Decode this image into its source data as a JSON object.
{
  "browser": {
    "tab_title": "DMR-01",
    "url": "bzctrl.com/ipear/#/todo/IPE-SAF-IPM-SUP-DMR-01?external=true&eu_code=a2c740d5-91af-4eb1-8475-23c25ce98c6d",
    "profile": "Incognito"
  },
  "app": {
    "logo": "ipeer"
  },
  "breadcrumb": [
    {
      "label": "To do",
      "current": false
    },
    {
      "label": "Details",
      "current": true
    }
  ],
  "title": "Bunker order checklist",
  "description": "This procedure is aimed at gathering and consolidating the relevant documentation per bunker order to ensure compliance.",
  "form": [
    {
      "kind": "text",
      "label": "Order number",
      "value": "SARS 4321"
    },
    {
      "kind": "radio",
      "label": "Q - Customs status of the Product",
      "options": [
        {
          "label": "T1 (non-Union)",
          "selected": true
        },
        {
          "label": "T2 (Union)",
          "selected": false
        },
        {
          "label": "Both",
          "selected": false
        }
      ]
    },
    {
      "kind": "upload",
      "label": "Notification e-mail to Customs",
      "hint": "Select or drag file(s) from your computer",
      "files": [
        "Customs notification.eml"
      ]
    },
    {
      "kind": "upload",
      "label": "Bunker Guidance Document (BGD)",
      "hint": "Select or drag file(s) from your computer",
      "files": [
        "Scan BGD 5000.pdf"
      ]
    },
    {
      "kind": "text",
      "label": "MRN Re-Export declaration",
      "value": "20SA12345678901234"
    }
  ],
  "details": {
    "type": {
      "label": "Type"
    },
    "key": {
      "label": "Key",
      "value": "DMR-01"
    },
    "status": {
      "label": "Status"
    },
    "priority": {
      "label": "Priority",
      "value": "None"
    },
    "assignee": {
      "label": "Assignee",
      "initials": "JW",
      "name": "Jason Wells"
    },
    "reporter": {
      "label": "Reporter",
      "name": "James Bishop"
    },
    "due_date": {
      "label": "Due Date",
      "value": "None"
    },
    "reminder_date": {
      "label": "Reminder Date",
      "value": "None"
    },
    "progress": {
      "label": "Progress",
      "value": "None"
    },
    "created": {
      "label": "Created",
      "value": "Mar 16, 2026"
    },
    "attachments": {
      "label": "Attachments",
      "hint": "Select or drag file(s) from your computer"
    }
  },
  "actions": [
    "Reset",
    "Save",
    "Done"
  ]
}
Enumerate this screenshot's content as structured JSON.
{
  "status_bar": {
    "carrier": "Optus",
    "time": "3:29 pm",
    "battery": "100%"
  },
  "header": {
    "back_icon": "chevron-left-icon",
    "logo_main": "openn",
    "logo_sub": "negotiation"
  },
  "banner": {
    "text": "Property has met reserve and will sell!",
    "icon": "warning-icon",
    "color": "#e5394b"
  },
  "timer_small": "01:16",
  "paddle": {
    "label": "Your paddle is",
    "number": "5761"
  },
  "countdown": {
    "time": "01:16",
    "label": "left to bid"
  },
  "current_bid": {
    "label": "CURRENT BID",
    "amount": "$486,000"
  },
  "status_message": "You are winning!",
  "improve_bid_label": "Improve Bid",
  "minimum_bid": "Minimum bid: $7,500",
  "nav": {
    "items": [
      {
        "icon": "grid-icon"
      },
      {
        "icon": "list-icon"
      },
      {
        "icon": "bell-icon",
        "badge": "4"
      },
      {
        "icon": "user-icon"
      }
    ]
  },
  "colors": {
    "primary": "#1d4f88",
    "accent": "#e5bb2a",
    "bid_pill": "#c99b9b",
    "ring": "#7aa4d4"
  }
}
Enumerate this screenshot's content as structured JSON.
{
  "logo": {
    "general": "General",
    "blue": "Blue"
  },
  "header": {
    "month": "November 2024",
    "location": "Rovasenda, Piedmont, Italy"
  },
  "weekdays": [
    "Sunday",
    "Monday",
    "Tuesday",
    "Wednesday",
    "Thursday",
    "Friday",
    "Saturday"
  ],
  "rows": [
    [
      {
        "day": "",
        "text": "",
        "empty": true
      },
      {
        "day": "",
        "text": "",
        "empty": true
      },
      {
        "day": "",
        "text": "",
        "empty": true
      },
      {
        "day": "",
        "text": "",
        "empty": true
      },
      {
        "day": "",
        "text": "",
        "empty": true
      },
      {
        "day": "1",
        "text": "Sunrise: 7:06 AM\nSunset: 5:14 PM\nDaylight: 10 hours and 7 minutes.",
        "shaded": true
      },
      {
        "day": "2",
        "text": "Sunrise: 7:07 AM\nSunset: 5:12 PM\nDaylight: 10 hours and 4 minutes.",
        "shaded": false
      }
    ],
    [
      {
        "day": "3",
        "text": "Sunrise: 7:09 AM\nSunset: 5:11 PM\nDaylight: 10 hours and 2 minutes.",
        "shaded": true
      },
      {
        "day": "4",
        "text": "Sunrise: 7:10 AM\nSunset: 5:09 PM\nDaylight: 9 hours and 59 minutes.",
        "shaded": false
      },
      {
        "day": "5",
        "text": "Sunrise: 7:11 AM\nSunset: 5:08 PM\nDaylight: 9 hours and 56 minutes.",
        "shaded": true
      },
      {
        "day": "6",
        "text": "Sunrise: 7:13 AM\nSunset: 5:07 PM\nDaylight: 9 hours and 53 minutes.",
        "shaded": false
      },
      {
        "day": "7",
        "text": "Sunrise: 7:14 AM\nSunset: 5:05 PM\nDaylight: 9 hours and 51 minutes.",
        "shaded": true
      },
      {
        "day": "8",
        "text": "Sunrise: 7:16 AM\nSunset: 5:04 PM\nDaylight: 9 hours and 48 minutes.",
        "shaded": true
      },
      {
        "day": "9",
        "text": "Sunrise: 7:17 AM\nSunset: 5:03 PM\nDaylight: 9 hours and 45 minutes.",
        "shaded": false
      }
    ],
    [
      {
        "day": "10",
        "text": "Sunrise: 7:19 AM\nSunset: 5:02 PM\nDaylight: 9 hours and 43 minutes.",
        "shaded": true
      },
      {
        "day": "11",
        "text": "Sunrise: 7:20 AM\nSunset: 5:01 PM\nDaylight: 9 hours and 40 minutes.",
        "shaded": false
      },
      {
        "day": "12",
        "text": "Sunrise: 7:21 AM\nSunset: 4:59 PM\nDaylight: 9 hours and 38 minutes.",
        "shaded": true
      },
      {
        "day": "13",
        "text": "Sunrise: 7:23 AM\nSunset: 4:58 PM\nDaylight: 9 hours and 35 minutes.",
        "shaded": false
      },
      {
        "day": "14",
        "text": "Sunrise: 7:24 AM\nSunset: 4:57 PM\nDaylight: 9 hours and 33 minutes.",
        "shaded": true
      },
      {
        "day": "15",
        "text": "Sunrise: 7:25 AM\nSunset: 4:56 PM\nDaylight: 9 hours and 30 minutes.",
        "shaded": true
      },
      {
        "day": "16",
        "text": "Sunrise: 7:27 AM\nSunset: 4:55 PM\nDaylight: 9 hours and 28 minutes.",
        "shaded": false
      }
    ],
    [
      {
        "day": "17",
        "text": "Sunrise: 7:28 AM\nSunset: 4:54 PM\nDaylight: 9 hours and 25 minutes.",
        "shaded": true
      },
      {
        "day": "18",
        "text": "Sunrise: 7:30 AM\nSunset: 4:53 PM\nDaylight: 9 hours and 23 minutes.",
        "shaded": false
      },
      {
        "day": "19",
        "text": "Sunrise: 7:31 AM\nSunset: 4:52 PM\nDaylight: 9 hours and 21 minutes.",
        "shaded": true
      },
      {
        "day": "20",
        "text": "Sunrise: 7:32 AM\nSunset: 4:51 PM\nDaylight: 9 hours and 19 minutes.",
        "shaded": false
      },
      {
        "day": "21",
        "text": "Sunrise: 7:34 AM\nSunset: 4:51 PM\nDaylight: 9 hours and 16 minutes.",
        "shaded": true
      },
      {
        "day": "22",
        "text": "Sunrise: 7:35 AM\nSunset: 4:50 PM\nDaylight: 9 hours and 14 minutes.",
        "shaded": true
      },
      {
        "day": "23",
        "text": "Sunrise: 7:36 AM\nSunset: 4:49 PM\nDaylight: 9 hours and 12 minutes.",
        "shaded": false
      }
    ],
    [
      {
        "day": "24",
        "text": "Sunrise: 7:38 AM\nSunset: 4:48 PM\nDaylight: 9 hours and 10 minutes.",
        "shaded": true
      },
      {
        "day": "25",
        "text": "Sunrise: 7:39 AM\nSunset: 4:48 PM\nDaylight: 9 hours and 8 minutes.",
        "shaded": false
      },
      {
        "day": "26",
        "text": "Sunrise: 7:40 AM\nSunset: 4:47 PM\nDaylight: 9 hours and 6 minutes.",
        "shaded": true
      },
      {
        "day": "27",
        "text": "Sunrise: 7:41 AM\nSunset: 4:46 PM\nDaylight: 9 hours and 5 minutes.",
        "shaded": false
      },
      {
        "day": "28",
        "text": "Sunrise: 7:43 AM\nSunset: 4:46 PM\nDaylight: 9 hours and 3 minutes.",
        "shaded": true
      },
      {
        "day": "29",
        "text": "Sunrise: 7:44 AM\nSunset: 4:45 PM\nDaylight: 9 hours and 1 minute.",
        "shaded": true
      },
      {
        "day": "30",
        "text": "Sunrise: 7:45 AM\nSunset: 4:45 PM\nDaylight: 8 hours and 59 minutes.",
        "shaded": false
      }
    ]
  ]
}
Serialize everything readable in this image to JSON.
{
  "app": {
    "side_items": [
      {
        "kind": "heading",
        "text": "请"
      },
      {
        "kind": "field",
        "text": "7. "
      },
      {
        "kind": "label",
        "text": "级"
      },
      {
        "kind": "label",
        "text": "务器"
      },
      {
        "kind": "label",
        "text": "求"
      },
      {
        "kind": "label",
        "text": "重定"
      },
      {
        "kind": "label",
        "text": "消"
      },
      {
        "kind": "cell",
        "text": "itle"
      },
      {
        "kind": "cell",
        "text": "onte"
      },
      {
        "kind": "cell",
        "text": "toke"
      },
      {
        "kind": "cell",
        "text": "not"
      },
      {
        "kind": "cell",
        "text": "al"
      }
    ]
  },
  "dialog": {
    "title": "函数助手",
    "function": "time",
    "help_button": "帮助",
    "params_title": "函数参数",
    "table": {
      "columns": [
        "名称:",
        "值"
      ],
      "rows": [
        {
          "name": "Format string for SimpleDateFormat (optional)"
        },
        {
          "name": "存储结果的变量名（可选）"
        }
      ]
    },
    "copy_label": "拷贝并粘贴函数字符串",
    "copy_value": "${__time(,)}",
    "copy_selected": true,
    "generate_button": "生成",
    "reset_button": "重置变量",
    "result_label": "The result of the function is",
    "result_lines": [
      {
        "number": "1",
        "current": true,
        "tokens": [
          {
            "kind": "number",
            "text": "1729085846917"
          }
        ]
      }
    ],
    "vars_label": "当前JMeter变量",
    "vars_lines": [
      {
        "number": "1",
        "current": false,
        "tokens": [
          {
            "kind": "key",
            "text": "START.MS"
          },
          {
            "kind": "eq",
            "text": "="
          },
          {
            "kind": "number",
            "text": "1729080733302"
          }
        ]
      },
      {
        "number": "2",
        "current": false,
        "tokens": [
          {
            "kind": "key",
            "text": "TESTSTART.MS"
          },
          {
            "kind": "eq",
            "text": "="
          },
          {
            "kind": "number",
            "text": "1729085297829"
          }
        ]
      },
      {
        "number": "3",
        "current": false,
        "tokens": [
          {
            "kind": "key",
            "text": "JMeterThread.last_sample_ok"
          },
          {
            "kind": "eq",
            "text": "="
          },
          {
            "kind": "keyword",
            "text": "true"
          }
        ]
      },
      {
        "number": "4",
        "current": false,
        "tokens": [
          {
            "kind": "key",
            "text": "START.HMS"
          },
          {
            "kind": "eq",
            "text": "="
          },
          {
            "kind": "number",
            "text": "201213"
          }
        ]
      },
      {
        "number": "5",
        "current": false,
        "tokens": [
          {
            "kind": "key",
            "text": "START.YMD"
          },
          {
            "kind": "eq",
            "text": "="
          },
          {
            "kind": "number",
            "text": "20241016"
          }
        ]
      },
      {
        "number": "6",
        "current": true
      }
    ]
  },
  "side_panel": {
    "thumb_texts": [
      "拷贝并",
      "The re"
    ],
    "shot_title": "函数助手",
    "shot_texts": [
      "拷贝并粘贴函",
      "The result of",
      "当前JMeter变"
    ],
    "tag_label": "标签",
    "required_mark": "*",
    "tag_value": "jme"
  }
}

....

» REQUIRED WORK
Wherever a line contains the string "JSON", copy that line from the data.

» TASK RESPONSE
Decode this image into its source data as a JSON object.
Enumerate this screenshot's content as structured JSON.
Enumerate this screenshot's content as structured JSON.
Serialize everything readable in this image to JSON.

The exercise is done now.